BI’s Article search uses Boolean search capabilities. If you are not familiar with these principles, here are some quick tips.
To search specifically for more than one word, put the search term in quotation marks. For example, “workers compensation”. This will limit your search to that combination of words.
To search for a combination of terms, use quotations and the & symbol. For example, “hurricane” & “loss”.
A mother and son team on Monday filed a lawsuit against Nintendo over long-reported problems with its popular Nintendo Switch controllers, Wired magazine reported.
Joy Cons, as the controllers are called, tend to “drift” in a way that sends characters in directions without the device’s being moved, according to the suit.
The experience, as reported by Wired, is much like a “ghost” playing the game — an issue Nintendo has already apologized for and fixed for free. According to Monday’s suit, which piggybacks on similar “Joy-Con drift” suits, it hasn’t been enough.
The complaint, filed in a federal court in Northern California, by Luz Sanchez and her minor son, describes how Ms. Sanchez purchased a Nintendo Switch for her son in December 2018, when he was 8, and within a month the controllers began malfunctioning. A year later the same thing happened with replacement Joy Cons that she purchased, according to the article.
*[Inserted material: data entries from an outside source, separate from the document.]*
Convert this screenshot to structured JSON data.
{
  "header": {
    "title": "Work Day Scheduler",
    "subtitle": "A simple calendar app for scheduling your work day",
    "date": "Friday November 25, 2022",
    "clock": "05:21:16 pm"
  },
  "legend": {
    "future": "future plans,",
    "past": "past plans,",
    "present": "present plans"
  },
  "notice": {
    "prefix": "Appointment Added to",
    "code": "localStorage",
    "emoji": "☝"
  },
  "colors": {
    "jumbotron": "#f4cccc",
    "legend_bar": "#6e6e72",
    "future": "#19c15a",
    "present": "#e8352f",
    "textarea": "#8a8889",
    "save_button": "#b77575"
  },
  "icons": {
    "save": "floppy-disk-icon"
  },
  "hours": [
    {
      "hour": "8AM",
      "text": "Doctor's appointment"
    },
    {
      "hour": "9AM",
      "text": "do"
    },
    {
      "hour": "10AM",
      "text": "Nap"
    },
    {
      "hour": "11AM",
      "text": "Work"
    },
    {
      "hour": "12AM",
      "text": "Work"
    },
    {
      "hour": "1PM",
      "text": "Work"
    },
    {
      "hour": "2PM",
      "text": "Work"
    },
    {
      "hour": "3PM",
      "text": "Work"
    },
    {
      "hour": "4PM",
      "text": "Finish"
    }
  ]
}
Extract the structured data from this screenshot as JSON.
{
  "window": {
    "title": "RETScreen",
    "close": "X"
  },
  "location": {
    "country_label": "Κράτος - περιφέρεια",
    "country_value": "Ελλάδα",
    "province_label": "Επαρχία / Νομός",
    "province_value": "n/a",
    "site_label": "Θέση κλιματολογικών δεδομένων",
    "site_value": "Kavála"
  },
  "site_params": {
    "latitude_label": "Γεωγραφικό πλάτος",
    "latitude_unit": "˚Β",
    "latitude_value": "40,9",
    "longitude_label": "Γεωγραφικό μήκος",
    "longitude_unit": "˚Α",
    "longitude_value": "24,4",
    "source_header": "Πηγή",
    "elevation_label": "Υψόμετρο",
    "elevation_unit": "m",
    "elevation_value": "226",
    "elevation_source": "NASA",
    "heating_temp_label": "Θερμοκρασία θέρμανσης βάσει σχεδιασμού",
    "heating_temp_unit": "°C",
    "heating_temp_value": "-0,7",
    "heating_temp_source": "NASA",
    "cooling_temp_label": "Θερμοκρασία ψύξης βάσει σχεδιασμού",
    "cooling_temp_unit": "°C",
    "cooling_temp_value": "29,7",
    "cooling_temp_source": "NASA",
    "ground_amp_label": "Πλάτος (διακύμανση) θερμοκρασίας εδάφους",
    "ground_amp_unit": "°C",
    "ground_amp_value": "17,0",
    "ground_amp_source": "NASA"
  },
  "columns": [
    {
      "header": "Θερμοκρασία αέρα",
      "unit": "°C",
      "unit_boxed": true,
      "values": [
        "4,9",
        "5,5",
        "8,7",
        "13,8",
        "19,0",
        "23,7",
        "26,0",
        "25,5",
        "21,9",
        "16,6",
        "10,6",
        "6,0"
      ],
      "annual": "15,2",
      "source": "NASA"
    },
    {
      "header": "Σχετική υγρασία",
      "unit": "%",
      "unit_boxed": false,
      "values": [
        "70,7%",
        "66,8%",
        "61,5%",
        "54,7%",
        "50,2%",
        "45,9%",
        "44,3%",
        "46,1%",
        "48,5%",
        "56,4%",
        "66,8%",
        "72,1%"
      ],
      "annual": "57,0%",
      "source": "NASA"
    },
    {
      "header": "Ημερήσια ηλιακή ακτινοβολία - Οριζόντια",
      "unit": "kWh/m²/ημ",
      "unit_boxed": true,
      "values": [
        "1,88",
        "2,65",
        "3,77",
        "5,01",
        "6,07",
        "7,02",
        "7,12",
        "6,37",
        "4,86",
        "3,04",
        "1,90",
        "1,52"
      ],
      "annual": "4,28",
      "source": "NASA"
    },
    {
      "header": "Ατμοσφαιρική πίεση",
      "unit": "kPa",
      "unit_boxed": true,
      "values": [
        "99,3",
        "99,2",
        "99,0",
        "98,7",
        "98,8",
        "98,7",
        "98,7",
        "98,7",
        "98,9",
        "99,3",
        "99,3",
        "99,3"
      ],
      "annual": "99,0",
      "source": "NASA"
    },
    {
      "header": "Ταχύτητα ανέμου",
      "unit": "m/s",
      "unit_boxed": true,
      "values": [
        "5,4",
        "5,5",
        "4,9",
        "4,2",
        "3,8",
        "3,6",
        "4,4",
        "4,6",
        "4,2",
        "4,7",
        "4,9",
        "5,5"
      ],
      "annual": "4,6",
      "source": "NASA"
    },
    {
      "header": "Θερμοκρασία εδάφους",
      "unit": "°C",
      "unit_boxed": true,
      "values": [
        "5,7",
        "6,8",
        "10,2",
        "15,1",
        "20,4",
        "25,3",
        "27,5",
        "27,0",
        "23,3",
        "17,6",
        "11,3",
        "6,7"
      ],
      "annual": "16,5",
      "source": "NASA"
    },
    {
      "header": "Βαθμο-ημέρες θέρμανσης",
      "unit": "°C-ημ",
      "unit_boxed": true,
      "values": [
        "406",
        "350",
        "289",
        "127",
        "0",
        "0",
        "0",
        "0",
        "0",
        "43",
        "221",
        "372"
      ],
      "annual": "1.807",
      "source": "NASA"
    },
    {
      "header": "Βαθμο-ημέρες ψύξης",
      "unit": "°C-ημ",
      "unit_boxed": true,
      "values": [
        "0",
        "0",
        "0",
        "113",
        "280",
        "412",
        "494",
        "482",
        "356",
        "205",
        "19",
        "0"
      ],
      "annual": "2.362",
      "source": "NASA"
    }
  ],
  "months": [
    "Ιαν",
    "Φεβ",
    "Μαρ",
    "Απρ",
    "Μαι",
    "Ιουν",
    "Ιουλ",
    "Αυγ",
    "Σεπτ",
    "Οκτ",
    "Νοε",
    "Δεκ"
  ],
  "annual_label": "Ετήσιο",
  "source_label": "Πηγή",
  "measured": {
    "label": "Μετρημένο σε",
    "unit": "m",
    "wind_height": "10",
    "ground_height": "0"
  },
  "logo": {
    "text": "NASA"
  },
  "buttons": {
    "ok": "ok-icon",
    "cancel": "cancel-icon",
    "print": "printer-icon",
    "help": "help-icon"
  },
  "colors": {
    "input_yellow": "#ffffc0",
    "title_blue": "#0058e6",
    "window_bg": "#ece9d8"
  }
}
Her suit contends that Nintendo hasn’t done enough to fix the issue or warn customers about it upfront. “Defendant continues to market and sell the Products with full knowledge of the defect and without disclosing the Joy-Con Drift defect to consumers in its marketing, promotion, or packaging,” the complaint reads. “Defendant has had a financial motive to conceal the defect, as it did not want to stop selling the Products, and/or would need to expend a significant amount of money to cure the defect.”